- Task item: Give back an exact copy of the entries beneath, minus the pictures.

- Task input:
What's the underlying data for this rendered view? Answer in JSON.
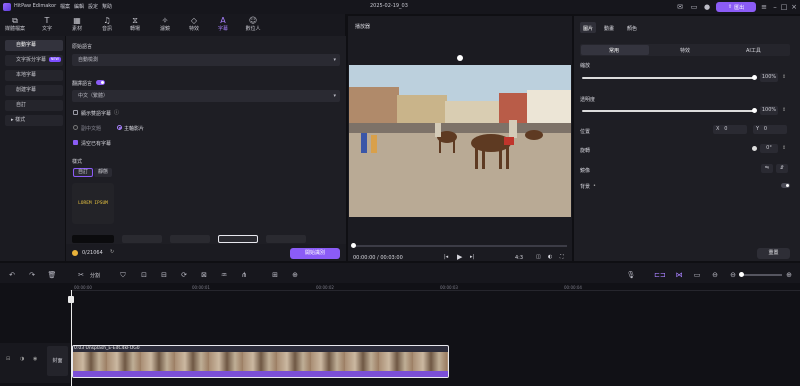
{
  "app": {
    "title": "HitPaw Edimakor",
    "menu": [
      "檔案",
      "編輯",
      "設定",
      "幫助"
    ],
    "project_name": "2025-02-19_03",
    "export_label": "匯出"
  },
  "toolbar": [
    {
      "label": "媒體檔案",
      "icon": "media-icon"
    },
    {
      "label": "文字",
      "icon": "text-icon"
    },
    {
      "label": "素材",
      "icon": "assets-icon"
    },
    {
      "label": "音訊",
      "icon": "audio-icon"
    },
    {
      "label": "轉場",
      "icon": "transition-icon"
    },
    {
      "label": "濾鏡",
      "icon": "filter-icon"
    },
    {
      "label": "特效",
      "icon": "effects-icon"
    },
    {
      "label": "字幕",
      "icon": "subtitle-icon",
      "active": true
    },
    {
      "label": "數位人",
      "icon": "avatar-icon"
    }
  ],
  "leftnav": [
    {
      "label": "自動字幕",
      "selected": true
    },
    {
      "label": "文字拆分字幕",
      "badge": "NEW"
    },
    {
      "label": "本地字幕"
    },
    {
      "label": "創建字幕"
    },
    {
      "label": "自訂"
    },
    {
      "label": "樣式",
      "arrow": "▸"
    }
  ],
  "subtitle": {
    "source_lang_label": "原始語言",
    "source_lang_value": "自動檢測",
    "translate_label": "翻譯語言",
    "target_lang_value": "中文（繁體）",
    "bilingual_label": "顯示雙語字幕",
    "sub_caption_label": "副中文題",
    "main_video_label": "主軸影片",
    "clear_label": "清空已有字幕",
    "style_label": "樣式",
    "style_tabs": [
      "自訂",
      "靜態"
    ],
    "preview_text": "LOREM IPSUM",
    "credits": "0/21064",
    "start_label": "開始識別"
  },
  "player": {
    "title": "播放器",
    "time": "00:00:00 / 00:03:00",
    "ratio": "4:3"
  },
  "props": {
    "tabs": [
      "圖片",
      "動畫",
      "顏色"
    ],
    "subtabs": [
      "常用",
      "特效",
      "AI工具"
    ],
    "scale_label": "縮放",
    "scale_value": "100%",
    "scale_level": 1.0,
    "opacity_label": "透明度",
    "opacity_value": "100%",
    "opacity_level": 1.0,
    "position_label": "位置",
    "pos_x_label": "X",
    "pos_x": "0",
    "pos_y_label": "Y",
    "pos_y": "0",
    "rotate_label": "旋轉",
    "rotate_value": "0°",
    "mirror_label": "鏡像",
    "bg_label": "背景",
    "reset_label": "重置"
  },
  "timeline": {
    "split_label": "分割",
    "ticks": [
      "00:00:00",
      "00:00:01",
      "00:00:02",
      "00:00:03",
      "00:00:04"
    ],
    "cover_label": "封面",
    "clip_name": "0:03 Unsplash_E-EdC4kFOG0"
  },
  "colors": {
    "accent": "#8b5cf6",
    "bg": "#0f0f13"
  }
}
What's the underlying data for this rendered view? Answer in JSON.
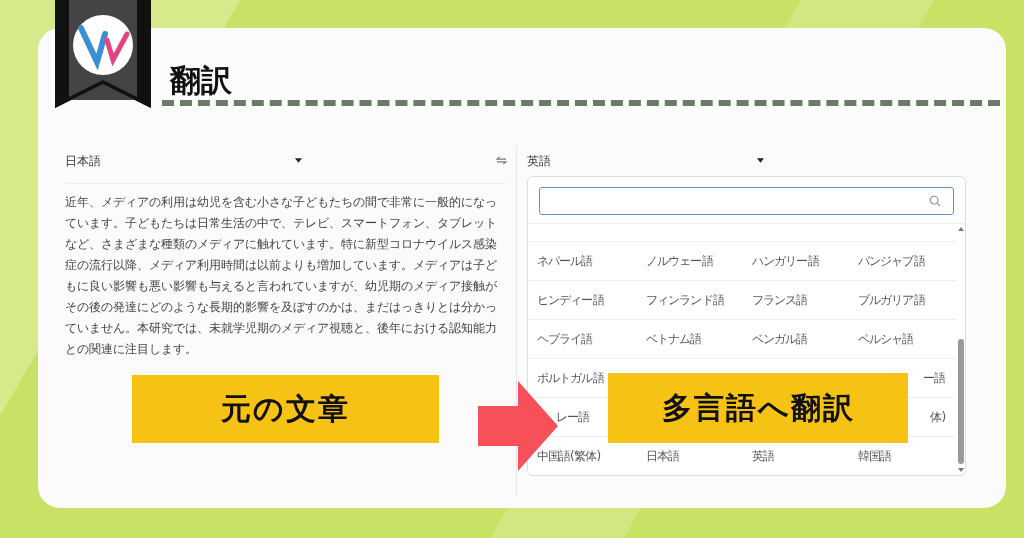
{
  "title": "翻訳",
  "source": {
    "language": "日本語",
    "text": "近年、メディアの利用は幼児を含む小さな子どもたちの間で非常に一般的になっています。子どもたちは日常生活の中で、テレビ、スマートフォン、タブレットなど、さまざまな種類のメディアに触れています。特に新型コロナウイルス感染症の流行以降、メディア利用時間は以前よりも増加しています。メディアは子どもに良い影響も悪い影響も与えると言われていますが、幼児期のメディア接触がその後の発達にどのような長期的影響を及ぼすのかは、まだはっきりとは分かっていません。本研究では、未就学児期のメディア視聴と、後年における認知能力との関連に注目します。"
  },
  "target": {
    "language": "英語",
    "dropdown": {
      "rows": [
        [
          {
            "text": "ネパール語"
          },
          {
            "text": "ノルウェー語"
          },
          {
            "text": "ハンガリー語"
          },
          {
            "text": "パンジャブ語"
          }
        ],
        [
          {
            "text": "ヒンディー語"
          },
          {
            "text": "フィンランド語"
          },
          {
            "text": "フランス語"
          },
          {
            "text": "ブルガリア語"
          }
        ],
        [
          {
            "text": "ヘブライ語"
          },
          {
            "text": "ベトナム語"
          },
          {
            "text": "ベンガル語"
          },
          {
            "text": "ペルシャ語"
          }
        ],
        [
          {
            "text": "ポルトガル語"
          },
          null,
          null,
          {
            "text": "ー語",
            "clipped": true
          }
        ],
        [
          {
            "text": "レー語",
            "clipped": true
          },
          null,
          null,
          {
            "text": "体)",
            "clipped": true
          }
        ],
        [
          {
            "text": "中国語(繁体)"
          },
          {
            "text": "日本語"
          },
          {
            "text": "英語"
          },
          {
            "text": "韓国語"
          }
        ]
      ]
    }
  },
  "callouts": [
    {
      "text": "元の文章"
    },
    {
      "text": "多言語へ翻訳"
    }
  ]
}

- Task solution:
What's the underlying data for this rendered view? Answer in JSON.
{
  "app": {
    "title": "HitPaw Edimakor",
    "menu": [
      "檔案",
      "編輯",
      "設定",
      "幫助"
    ],
    "project_name": "2025-02-19_03",
    "export_label": "匯出"
  },
  "toolbar": [
    {
      "label": "媒體檔案",
      "icon": "media-icon"
    },
    {
      "label": "文字",
      "icon": "text-icon"
    },
    {
      "label": "素材",
      "icon": "assets-icon"
    },
    {
      "label": "音訊",
      "icon": "audio-icon"
    },
    {
      "label": "轉場",
      "icon": "transition-icon"
    },
    {
      "label": "濾鏡",
      "icon": "filter-icon"
    },
    {
      "label": "特效",
      "icon": "effects-icon"
    },
    {
      "label": "字幕",
      "icon": "subtitle-icon",
      "active": true
    },
    {
      "label": "數位人",
      "icon": "avatar-icon"
    }
  ],
  "leftnav": [
    {
      "label": "自動字幕",
      "selected": true
    },
    {
      "label": "文字拆分字幕",
      "badge": "NEW"
    },
    {
      "label": "本地字幕"
    },
    {
      "label": "創建字幕"
    },
    {
      "label": "自訂"
    },
    {
      "label": "樣式",
      "arrow": "▸"
    }
  ],
  "subtitle": {
    "source_lang_label": "原始語言",
    "source_lang_value": "自動檢測",
    "translate_label": "翻譯語言",
    "target_lang_value": "中文（繁體）",
    "bilingual_label": "顯示雙語字幕",
    "sub_caption_label": "副中文題",
    "main_video_label": "主軸影片",
    "clear_label": "清空已有字幕",
    "style_label": "樣式",
    "style_tabs": [
      "自訂",
      "靜態"
    ],
    "preview_text": "LOREM IPSUM",
    "credits": "0/21064",
    "start_label": "開始識別"
  },
  "player": {
    "title": "播放器",
    "time": "00:00:00 / 00:03:00",
    "ratio": "4:3"
  },
  "props": {
    "tabs": [
      "圖片",
      "動畫",
      "顏色"
    ],
    "subtabs": [
      "常用",
      "特效",
      "AI工具"
    ],
    "scale_label": "縮放",
    "scale_value": "100%",
    "scale_level": 1.0,
    "opacity_label": "透明度",
    "opacity_value": "100%",
    "opacity_level": 1.0,
    "position_label": "位置",
    "pos_x_label": "X",
    "pos_x": "0",
    "pos_y_label": "Y",
    "pos_y": "0",
    "rotate_label": "旋轉",
    "rotate_value": "0°",
    "mirror_label": "鏡像",
    "bg_label": "背景",
    "reset_label": "重置"
  },
  "timeline": {
    "split_label": "分割",
    "ticks": [
      "00:00:00",
      "00:00:01",
      "00:00:02",
      "00:00:03",
      "00:00:04"
    ],
    "cover_label": "封面",
    "clip_name": "0:03 Unsplash_E-EdC4kFOG0"
  },
  "colors": {
    "accent": "#8b5cf6",
    "bg": "#0f0f13"
  }
}
What's the underlying data for this rendered view? Answer in JSON.
{
  "title": "翻訳",
  "source": {
    "language": "日本語",
    "text": "近年、メディアの利用は幼児を含む小さな子どもたちの間で非常に一般的になっています。子どもたちは日常生活の中で、テレビ、スマートフォン、タブレットなど、さまざまな種類のメディアに触れています。特に新型コロナウイルス感染症の流行以降、メディア利用時間は以前よりも増加しています。メディアは子どもに良い影響も悪い影響も与えると言われていますが、幼児期のメディア接触がその後の発達にどのような長期的影響を及ぼすのかは、まだはっきりとは分かっていません。本研究では、未就学児期のメディア視聴と、後年における認知能力との関連に注目します。"
  },
  "target": {
    "language": "英語",
    "dropdown": {
      "rows": [
        [
          {
            "text": "ネパール語"
          },
          {
            "text": "ノルウェー語"
          },
          {
            "text": "ハンガリー語"
          },
          {
            "text": "パンジャブ語"
          }
        ],
        [
          {
            "text": "ヒンディー語"
          },
          {
            "text": "フィンランド語"
          },
          {
            "text": "フランス語"
          },
          {
            "text": "ブルガリア語"
          }
        ],
        [
          {
            "text": "ヘブライ語"
          },
          {
            "text": "ベトナム語"
          },
          {
            "text": "ベンガル語"
          },
          {
            "text": "ペルシャ語"
          }
        ],
        [
          {
            "text": "ポルトガル語"
          },
          null,
          null,
          {
            "text": "ー語",
            "clipped": true
          }
        ],
        [
          {
            "text": "レー語",
            "clipped": true
          },
          null,
          null,
          {
            "text": "体)",
            "clipped": true
          }
        ],
        [
          {
            "text": "中国語(繁体)"
          },
          {
            "text": "日本語"
          },
          {
            "text": "英語"
          },
          {
            "text": "韓国語"
          }
        ]
      ]
    }
  },
  "callouts": [
    {
      "text": "元の文章"
    },
    {
      "text": "多言語へ翻訳"
    }
  ]
}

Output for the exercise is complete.